» Work required: Select, from the data, each line where "text" occurs.

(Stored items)
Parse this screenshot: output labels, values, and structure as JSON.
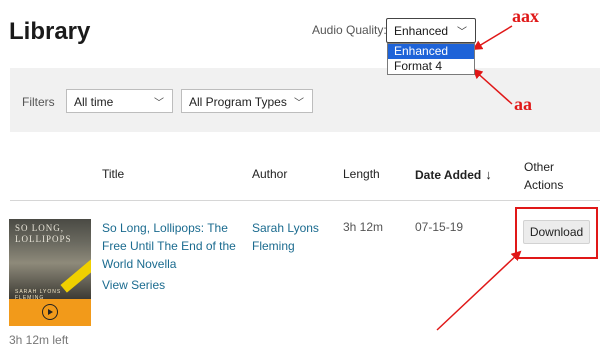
{
  "page": {
    "title": "Library"
  },
  "audio_quality": {
    "label": "Audio Quality:",
    "selected": "Enhanced",
    "options": [
      "Enhanced",
      "Format 4"
    ]
  },
  "filters": {
    "label": "Filters",
    "time": "All time",
    "program_type": "All Program Types"
  },
  "table": {
    "headers": {
      "title": "Title",
      "author": "Author",
      "length": "Length",
      "date_added": "Date Added",
      "sort_arrow": "↓",
      "other_actions_line1": "Other",
      "other_actions_line2": "Actions"
    },
    "rows": [
      {
        "cover_title_1": "SO LONG,",
        "cover_title_2": "LOLLIPOPS",
        "cover_author": "SARAH LYONS FLEMING",
        "time_left": "3h 12m left",
        "title": "So Long, Lollipops: The Free Until The End of the World Novella",
        "view_series": "View Series",
        "author": "Sarah Lyons Fleming",
        "length": "3h 12m",
        "date_added": "07-15-19",
        "action": "Download"
      }
    ]
  },
  "annotations": {
    "label_aax": "aax",
    "label_aa": "aa",
    "color": "#e01818"
  },
  "colors": {
    "link": "#1b6b8f",
    "selected_option": "#1e63d8",
    "play_bar": "#f29a1a"
  }
}
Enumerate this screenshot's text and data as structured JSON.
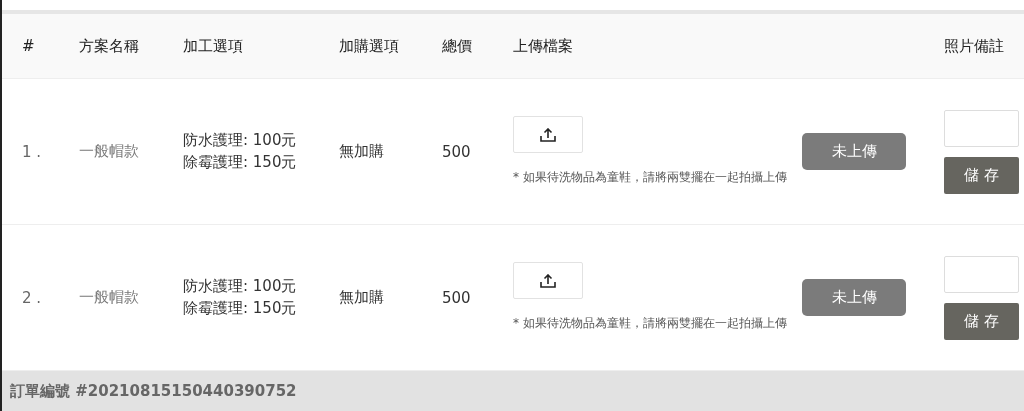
{
  "table": {
    "columns": [
      "#",
      "方案名稱",
      "加工選項",
      "加購選項",
      "總價",
      "上傳檔案",
      "照片備註"
    ],
    "rows": [
      {
        "index": "1 .",
        "plan": "一般帽款",
        "options": [
          "防水護理: 100元",
          "除霉護理: 150元"
        ],
        "addon": "無加購",
        "total": "500",
        "upload_hint": "* 如果待洗物品為童鞋，請將兩雙擺在一起拍攝上傳",
        "status": "未上傳",
        "save": "儲 存"
      },
      {
        "index": "2 .",
        "plan": "一般帽款",
        "options": [
          "防水護理: 100元",
          "除霉護理: 150元"
        ],
        "addon": "無加購",
        "total": "500",
        "upload_hint": "* 如果待洗物品為童鞋，請將兩雙擺在一起拍攝上傳",
        "status": "未上傳",
        "save": "儲 存"
      }
    ]
  },
  "footer": {
    "order_number": "訂單編號 #20210815150440390752"
  }
}
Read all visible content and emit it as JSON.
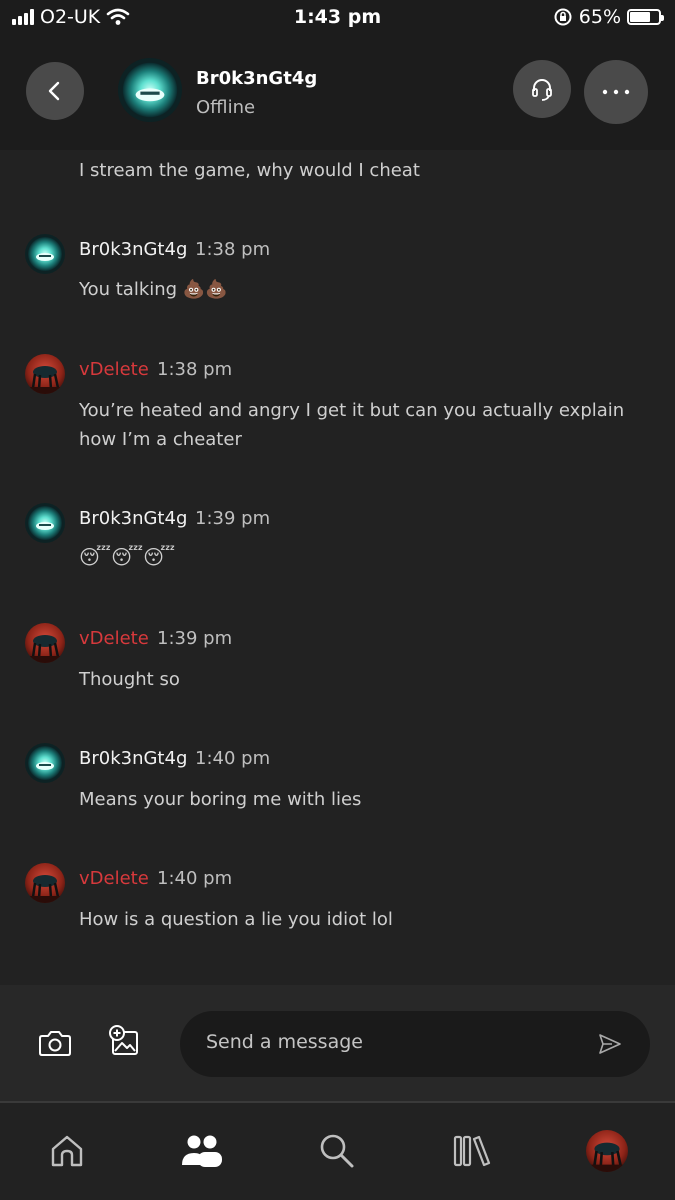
{
  "status_bar": {
    "carrier": "O2-UK",
    "time": "1:43 pm",
    "battery": "65%",
    "battery_level": 0.65
  },
  "header": {
    "contact_name": "Br0k3nGt4g",
    "contact_status": "Offline",
    "icons": [
      "chevron-left-icon",
      "headset-icon",
      "more-icon"
    ]
  },
  "messages": [
    {
      "sender": "",
      "time": "",
      "text": "I stream the game, why would I cheat"
    },
    {
      "sender": "Br0k3nGt4g",
      "time": "1:38 pm",
      "text": "You talking 💩💩"
    },
    {
      "sender": "vDelete",
      "time": "1:38 pm",
      "text": "You’re heated and angry I get it but can you actually explain how I’m a cheater"
    },
    {
      "sender": "Br0k3nGt4g",
      "time": "1:39 pm",
      "text": "😴😴😴"
    },
    {
      "sender": "vDelete",
      "time": "1:39 pm",
      "text": "Thought so"
    },
    {
      "sender": "Br0k3nGt4g",
      "time": "1:40 pm",
      "text": "Means your boring me with lies"
    },
    {
      "sender": "vDelete",
      "time": "1:40 pm",
      "text": "How is a question a lie you idiot lol"
    }
  ],
  "composer": {
    "placeholder": "Send a message",
    "icons": [
      "camera-icon",
      "add-image-icon",
      "send-icon"
    ]
  },
  "bottom_nav": {
    "icons": [
      "home-icon",
      "people-icon",
      "search-icon",
      "library-icon",
      "profile-avatar"
    ]
  },
  "colors": {
    "background": "#222222",
    "header": "#1c1c1c",
    "vdelete_name": "#d7393c",
    "input": "#1a1a1a"
  }
}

» Response below:
Enumerate this screenshot's text and data as structured JSON.
      "text": "I stream the game, why would I cheat"
      "text": "You talking 💩💩"
      "text": "You’re heated and angry I get it but can you actually explain how I’m a cheater"
      "text": "😴😴😴"
      "text": "Thought so"
      "text": "Means your boring me with lies"
      "text": "How is a question a lie you idiot lol"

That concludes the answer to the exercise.